These giant cells are called macrocysts. Macrocysts appear to form when several amoeboid cells (sometimes described as being of compatible “mating types”) fuse together and rearrange their genetic libraries and those of other amoeboid cells that may be engulfed.

When macrocysts germinate, the amoeboid cells that emerge seem to have different combinations of genetic information than the cells that initially formed the macrocysts. This mixing up of genetic information, along with the genetic changes resulting from mutations, provides cellular slime molds with an ability to cope with changing environments.

Distribution and Ecology

Slime molds distribution and ecology
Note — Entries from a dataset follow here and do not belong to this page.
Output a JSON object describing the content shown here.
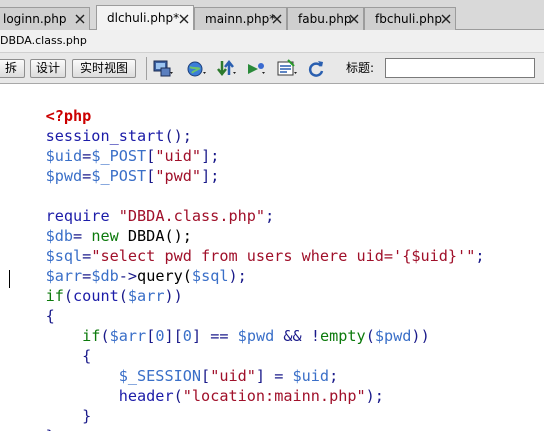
{
  "tabs": [
    {
      "label": "loginn.php",
      "active": false
    },
    {
      "label": "dlchuli.php*",
      "active": true
    },
    {
      "label": "mainn.php*",
      "active": false
    },
    {
      "label": "fabu.php",
      "active": false
    },
    {
      "label": "fbchuli.php",
      "active": false
    }
  ],
  "path_bar": {
    "text": "DBDA.class.php"
  },
  "toolbar": {
    "split_label": "拆分",
    "design_label": "设计",
    "live_view_label": "实时视图",
    "title_label": "标题:",
    "title_value": "",
    "icons": [
      "multiscreen-icon",
      "browser-preview-icon",
      "file-transfer-icon",
      "validate-icon",
      "visual-aids-icon",
      "refresh-icon"
    ]
  },
  "code": {
    "line1": [
      "<?php"
    ],
    "line2": [
      "session_start",
      "();"
    ],
    "line3": [
      "$uid",
      "=",
      "$_POST",
      "[",
      "\"uid\"",
      "];"
    ],
    "line4": [
      "$pwd",
      "=",
      "$_POST",
      "[",
      "\"pwd\"",
      "];"
    ],
    "line6": [
      "require",
      " ",
      "\"DBDA.class.php\"",
      ";"
    ],
    "line7": [
      "$db",
      "= ",
      "new",
      " DBDA();"
    ],
    "line8": [
      "$sql",
      "=",
      "\"select pwd from users where uid='{$uid}'\"",
      ";"
    ],
    "line9": [
      "$arr",
      "=",
      "$db",
      "->",
      "query(",
      "$sql",
      ");"
    ],
    "line10": [
      "if",
      "(",
      "count",
      "(",
      "$arr",
      "))"
    ],
    "line11": [
      "{"
    ],
    "line12": [
      "    ",
      "if",
      "(",
      "$arr",
      "[",
      "0",
      "][",
      "0",
      "] == ",
      "$pwd",
      " && !",
      "empty",
      "(",
      "$pwd",
      "))"
    ],
    "line13": [
      "    ",
      "{"
    ],
    "line14": [
      "        ",
      "$_SESSION",
      "[",
      "\"uid\"",
      "] = ",
      "$uid",
      ";"
    ],
    "line15": [
      "        ",
      "header",
      "(",
      "\"location:mainn.php\"",
      ");"
    ],
    "line16": [
      "    ",
      "}"
    ],
    "line17": [
      "}"
    ]
  }
}
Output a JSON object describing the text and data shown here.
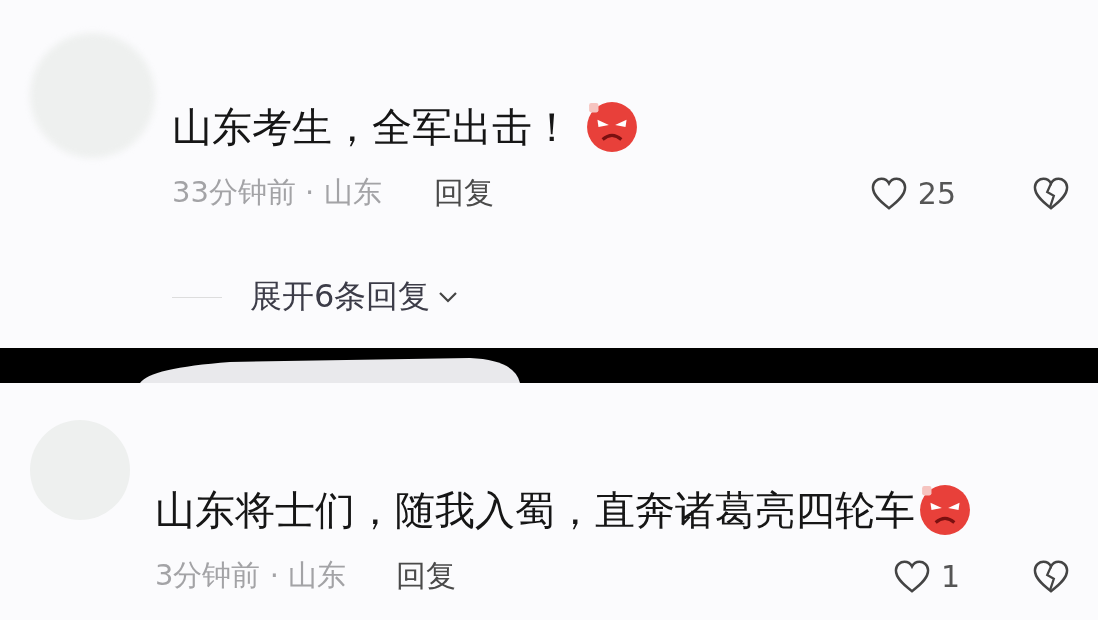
{
  "comments": [
    {
      "text": "山东考生，全军出击！",
      "time": "33分钟前 · 山东",
      "reply": "回复",
      "likes": "25",
      "expand": "展开6条回复"
    },
    {
      "text": "山东将士们，随我入蜀，直奔诸葛亮四轮车",
      "time": "3分钟前 · 山东",
      "reply": "回复",
      "likes": "1"
    }
  ]
}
Most of what is known about cellular slime molds has been acquired from studying these organisms in laboratory culture. What about the biology of “wild” slimemolds in nature? In natural ecosystems, it is quite likely that cellular slime molds play a significant role in controlling the size of bacterial populations in soil and decaying litter.

Nutrients that are taken up from decaying plants and animals by bacteria are transferred to cellular slime cells when the latter feed upon these bacteria. The cellular slime molds, in turn, become food for soil protozoans, nematode worms, microscopic arthropods such as mites, and other small invertebrate animals. Because of this, cellular slime molds play an essential role in patterns of energy flow and nutrient cycles within terrestrial ecosystems.

There are about seventy-five described species of cellular slime molds. These have been assigned to one of three genera: Dictyostelium, Polysphondylium, and Acytostelium. Some species of cellular slime molds have been found in almost all parts of the world. Two good examples are Dictyostelium mucoroides and Polysphondylium pallidum.

Numbers of species of cellular slime molds appear to be highest in the American tropics, which suggests that this region represents a center of evolutionary diversification of the group. More than thirty-five different species have been found in the small area around the Mayan ruins at Tikal in Guatemala. In general, numbers of species of cellular slime molds decrease with increasing elevation and with increasing latitude.

Some species have restricted habitat associations. One species (Dictyostelium caveatum) has been found only in a single cave systemin Arkansas. Another species (Dictyostelium rosarium), known from a number of localities worldwide but rarely above ground, also seems to have an affinity for the type of conditions found in caves. Of the thirty-five species that occur at Tikal, many appear to be restricted to tropical or subtropical locations.

Dictyostelium discoideum is the most intensively studied cellular slime mold and the one most widely used in research on developmental biology and genetics. Any search for information about cellular slime molds would probably turn up numerous references to this particular form.

Dispersal of Spores

Slime molds dispersal of spores

Unlike most spore-producing organisms (including plasmodial slime molds), cellular slime molds produce spores that do not seem to be carried appreciable distances by wind. Instead, dispersal of cellular slime mold spores seems to depend more upon their accidental transport on the body surface or within the digestive tract of some animal.

Viable spores of cellular slime molds have been recovered from the droppings of a number of animals, including rodents, amphibians, bats, and even migratory birds that travel great distances between winter and summer homes. In tropical forests, many living plants and considerable amounts of organic material are found high above the ground in the forest canopy.

Cellular slime molds have been isolated from the mass of organic material (literally a “canopy soil”) found at the bases of epiphytic plants growing on the trunks and branches of trees in these forests. It seems likely that they are introduced to such habitats by being carried up from the ground by birds, insects, or other animals that move between the forest floor and the canopy above it.